**AIM OF THE TASK**
Output the listing below verbatim, from its first line to its last.
>>>>>
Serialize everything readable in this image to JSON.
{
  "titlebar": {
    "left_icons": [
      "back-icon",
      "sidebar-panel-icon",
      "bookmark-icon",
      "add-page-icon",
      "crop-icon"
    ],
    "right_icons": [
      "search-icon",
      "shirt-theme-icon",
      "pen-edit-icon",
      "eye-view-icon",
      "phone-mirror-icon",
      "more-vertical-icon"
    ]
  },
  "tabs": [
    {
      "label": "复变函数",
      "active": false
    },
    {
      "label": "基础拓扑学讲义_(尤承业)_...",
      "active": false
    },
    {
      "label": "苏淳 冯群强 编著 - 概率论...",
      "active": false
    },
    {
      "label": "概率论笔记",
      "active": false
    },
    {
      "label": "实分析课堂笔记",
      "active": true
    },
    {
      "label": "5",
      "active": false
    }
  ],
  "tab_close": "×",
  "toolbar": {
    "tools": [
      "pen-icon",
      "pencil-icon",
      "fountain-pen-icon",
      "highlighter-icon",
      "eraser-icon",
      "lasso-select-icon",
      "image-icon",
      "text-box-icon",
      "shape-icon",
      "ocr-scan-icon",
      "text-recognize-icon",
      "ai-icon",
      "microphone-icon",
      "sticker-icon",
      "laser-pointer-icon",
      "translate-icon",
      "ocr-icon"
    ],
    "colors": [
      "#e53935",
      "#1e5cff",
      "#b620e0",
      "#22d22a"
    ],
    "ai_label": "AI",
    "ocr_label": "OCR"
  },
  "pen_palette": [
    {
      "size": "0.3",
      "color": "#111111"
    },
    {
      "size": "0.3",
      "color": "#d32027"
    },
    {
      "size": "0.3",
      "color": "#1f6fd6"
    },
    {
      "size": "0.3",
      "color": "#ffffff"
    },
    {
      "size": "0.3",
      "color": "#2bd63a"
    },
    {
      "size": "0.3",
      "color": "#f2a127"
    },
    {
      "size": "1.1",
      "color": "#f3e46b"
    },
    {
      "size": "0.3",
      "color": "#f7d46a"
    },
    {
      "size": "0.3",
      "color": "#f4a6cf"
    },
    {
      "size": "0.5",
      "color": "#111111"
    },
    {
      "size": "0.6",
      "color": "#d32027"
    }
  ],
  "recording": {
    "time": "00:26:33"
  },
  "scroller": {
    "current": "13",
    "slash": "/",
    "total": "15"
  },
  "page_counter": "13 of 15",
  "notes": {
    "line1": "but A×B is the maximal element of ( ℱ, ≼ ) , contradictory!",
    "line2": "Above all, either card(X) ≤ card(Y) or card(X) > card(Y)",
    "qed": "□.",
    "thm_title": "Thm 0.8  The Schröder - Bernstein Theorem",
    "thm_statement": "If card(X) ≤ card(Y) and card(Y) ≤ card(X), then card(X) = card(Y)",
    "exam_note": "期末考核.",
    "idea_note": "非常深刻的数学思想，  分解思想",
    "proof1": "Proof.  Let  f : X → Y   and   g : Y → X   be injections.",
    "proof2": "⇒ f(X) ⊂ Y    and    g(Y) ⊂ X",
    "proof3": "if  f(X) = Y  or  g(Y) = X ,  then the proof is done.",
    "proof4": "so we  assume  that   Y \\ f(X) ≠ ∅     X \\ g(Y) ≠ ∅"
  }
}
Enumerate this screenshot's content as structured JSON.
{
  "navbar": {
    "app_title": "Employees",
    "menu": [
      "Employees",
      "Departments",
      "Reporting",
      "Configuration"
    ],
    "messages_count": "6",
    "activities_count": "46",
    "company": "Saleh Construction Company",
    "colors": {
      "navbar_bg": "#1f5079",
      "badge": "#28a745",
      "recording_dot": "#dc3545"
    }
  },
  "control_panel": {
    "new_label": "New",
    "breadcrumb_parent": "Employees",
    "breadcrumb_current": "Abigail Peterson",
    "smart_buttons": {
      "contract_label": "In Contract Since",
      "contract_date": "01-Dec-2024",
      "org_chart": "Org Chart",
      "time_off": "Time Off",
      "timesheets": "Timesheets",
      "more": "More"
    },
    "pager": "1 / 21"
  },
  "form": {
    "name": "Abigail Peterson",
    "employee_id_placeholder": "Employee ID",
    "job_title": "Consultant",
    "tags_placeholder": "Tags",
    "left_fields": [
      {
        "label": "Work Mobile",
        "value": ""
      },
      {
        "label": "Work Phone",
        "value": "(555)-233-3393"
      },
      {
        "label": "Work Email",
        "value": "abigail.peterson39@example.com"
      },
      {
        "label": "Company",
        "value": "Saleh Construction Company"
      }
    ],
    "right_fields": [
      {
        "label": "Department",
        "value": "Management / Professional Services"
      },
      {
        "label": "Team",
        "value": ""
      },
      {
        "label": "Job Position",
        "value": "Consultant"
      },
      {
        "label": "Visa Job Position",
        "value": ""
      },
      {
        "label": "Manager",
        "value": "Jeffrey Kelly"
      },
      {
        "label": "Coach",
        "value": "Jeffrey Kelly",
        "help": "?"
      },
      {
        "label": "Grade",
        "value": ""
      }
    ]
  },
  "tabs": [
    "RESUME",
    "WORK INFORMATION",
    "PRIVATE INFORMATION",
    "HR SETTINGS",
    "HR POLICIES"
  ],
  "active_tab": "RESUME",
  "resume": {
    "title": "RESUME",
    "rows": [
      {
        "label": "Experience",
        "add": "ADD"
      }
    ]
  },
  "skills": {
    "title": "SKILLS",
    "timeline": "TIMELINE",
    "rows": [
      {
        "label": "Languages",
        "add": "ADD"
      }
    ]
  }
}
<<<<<
**ANSWER FOR THIS EXERCISE**
Serialize everything readable in this image to JSON.
{
  "titlebar": {
    "left_icons": [
      "back-icon",
      "sidebar-panel-icon",
      "bookmark-icon",
      "add-page-icon",
      "crop-icon"
    ],
    "right_icons": [
      "search-icon",
      "shirt-theme-icon",
      "pen-edit-icon",
      "eye-view-icon",
      "phone-mirror-icon",
      "more-vertical-icon"
    ]
  },
  "tabs": [
    {
      "label": "复变函数",
      "active": false
    },
    {
      "label": "基础拓扑学讲义_(尤承业)_...",
      "active": false
    },
    {
      "label": "苏淳 冯群强 编著 - 概率论...",
      "active": false
    },
    {
      "label": "概率论笔记",
      "active": false
    },
    {
      "label": "实分析课堂笔记",
      "active": true
    },
    {
      "label": "5",
      "active": false
    }
  ],
  "tab_close": "×",
  "toolbar": {
    "tools": [
      "pen-icon",
      "pencil-icon",
      "fountain-pen-icon",
      "highlighter-icon",
      "eraser-icon",
      "lasso-select-icon",
      "image-icon",
      "text-box-icon",
      "shape-icon",
      "ocr-scan-icon",
      "text-recognize-icon",
      "ai-icon",
      "microphone-icon",
      "sticker-icon",
      "laser-pointer-icon",
      "translate-icon",
      "ocr-icon"
    ],
    "colors": [
      "#e53935",
      "#1e5cff",
      "#b620e0",
      "#22d22a"
    ],
    "ai_label": "AI",
    "ocr_label": "OCR"
  },
  "pen_palette": [
    {
      "size": "0.3",
      "color": "#111111"
    },
    {
      "size": "0.3",
      "color": "#d32027"
    },
    {
      "size": "0.3",
      "color": "#1f6fd6"
    },
    {
      "size": "0.3",
      "color": "#ffffff"
    },
    {
      "size": "0.3",
      "color": "#2bd63a"
    },
    {
      "size": "0.3",
      "color": "#f2a127"
    },
    {
      "size": "1.1",
      "color": "#f3e46b"
    },
    {
      "size": "0.3",
      "color": "#f7d46a"
    },
    {
      "size": "0.3",
      "color": "#f4a6cf"
    },
    {
      "size": "0.5",
      "color": "#111111"
    },
    {
      "size": "0.6",
      "color": "#d32027"
    }
  ],
  "recording": {
    "time": "00:26:33"
  },
  "scroller": {
    "current": "13",
    "slash": "/",
    "total": "15"
  },
  "page_counter": "13 of 15",
  "notes": {
    "line1": "but A×B is the maximal element of ( ℱ, ≼ ) , contradictory!",
    "line2": "Above all, either card(X) ≤ card(Y) or card(X) > card(Y)",
    "qed": "□.",
    "thm_title": "Thm 0.8  The Schröder - Bernstein Theorem",
    "thm_statement": "If card(X) ≤ card(Y) and card(Y) ≤ card(X), then card(X) = card(Y)",
    "exam_note": "期末考核.",
    "idea_note": "非常深刻的数学思想，  分解思想",
    "proof1": "Proof.  Let  f : X → Y   and   g : Y → X   be injections.",
    "proof2": "⇒ f(X) ⊂ Y    and    g(Y) ⊂ X",
    "proof3": "if  f(X) = Y  or  g(Y) = X ,  then the proof is done.",
    "proof4": "so we  assume  that   Y \\ f(X) ≠ ∅     X \\ g(Y) ≠ ∅"
  }
}
Enumerate this screenshot's content as structured JSON.
{
  "navbar": {
    "app_title": "Employees",
    "menu": [
      "Employees",
      "Departments",
      "Reporting",
      "Configuration"
    ],
    "messages_count": "6",
    "activities_count": "46",
    "company": "Saleh Construction Company",
    "colors": {
      "navbar_bg": "#1f5079",
      "badge": "#28a745",
      "recording_dot": "#dc3545"
    }
  },
  "control_panel": {
    "new_label": "New",
    "breadcrumb_parent": "Employees",
    "breadcrumb_current": "Abigail Peterson",
    "smart_buttons": {
      "contract_label": "In Contract Since",
      "contract_date": "01-Dec-2024",
      "org_chart": "Org Chart",
      "time_off": "Time Off",
      "timesheets": "Timesheets",
      "more": "More"
    },
    "pager": "1 / 21"
  },
  "form": {
    "name": "Abigail Peterson",
    "employee_id_placeholder": "Employee ID",
    "job_title": "Consultant",
    "tags_placeholder": "Tags",
    "left_fields": [
      {
        "label": "Work Mobile",
        "value": ""
      },
      {
        "label": "Work Phone",
        "value": "(555)-233-3393"
      },
      {
        "label": "Work Email",
        "value": "abigail.peterson39@example.com"
      },
      {
        "label": "Company",
        "value": "Saleh Construction Company"
      }
    ],
    "right_fields": [
      {
        "label": "Department",
        "value": "Management / Professional Services"
      },
      {
        "label": "Team",
        "value": ""
      },
      {
        "label": "Job Position",
        "value": "Consultant"
      },
      {
        "label": "Visa Job Position",
        "value": ""
      },
      {
        "label": "Manager",
        "value": "Jeffrey Kelly"
      },
      {
        "label": "Coach",
        "value": "Jeffrey Kelly",
        "help": "?"
      },
      {
        "label": "Grade",
        "value": ""
      }
    ]
  },
  "tabs": [
    "RESUME",
    "WORK INFORMATION",
    "PRIVATE INFORMATION",
    "HR SETTINGS",
    "HR POLICIES"
  ],
  "active_tab": "RESUME",
  "resume": {
    "title": "RESUME",
    "rows": [
      {
        "label": "Experience",
        "add": "ADD"
      }
    ]
  },
  "skills": {
    "title": "SKILLS",
    "timeline": "TIMELINE",
    "rows": [
      {
        "label": "Languages",
        "add": "ADD"
      }
    ]
  }
}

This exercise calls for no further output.